"Neshamah" (Hebrew:  נשמה ) is the Hebrew word for soul, or breath. By recognizing each individual, we carry on their memories. By saying their name out loud, we keep these memories alive. 

The Holocaust Center for Humanity will provide the B’nai Mitzvah student with a name of a child and information about them. 

Below are a few suggestions for how the B’nai Mitzvah may choose to remember this child. There are many acts of remembrance and respect and we encourage B’nai Mitzvah students to find ways that are meaningful to them. 

  • Do a mitzvah in the name of the child
  • Mention the child in a speech or dvar Torah
  • Light a yahrzeit candle
  • Share their name and story with others
  • Research the child’s story


To request a name, please complete the form below. 

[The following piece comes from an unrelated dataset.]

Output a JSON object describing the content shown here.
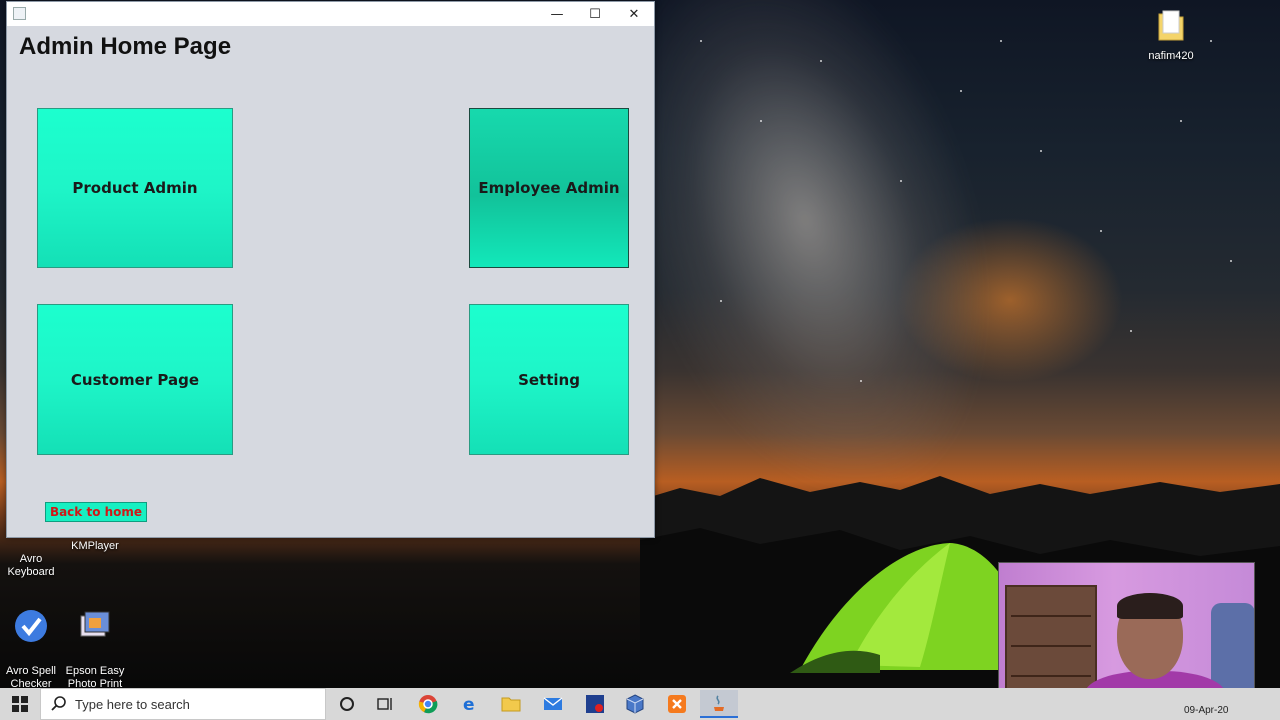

Not a Bar/Bat Mitzvah student, but want to participate in this project?  Or do you have a name of a family member who was a child/teen killed in the Holocaust that you would like remembred? Email Ilana Cone Kennedy at This email address is being protected from spambots. You need JavaScript enabled to view it.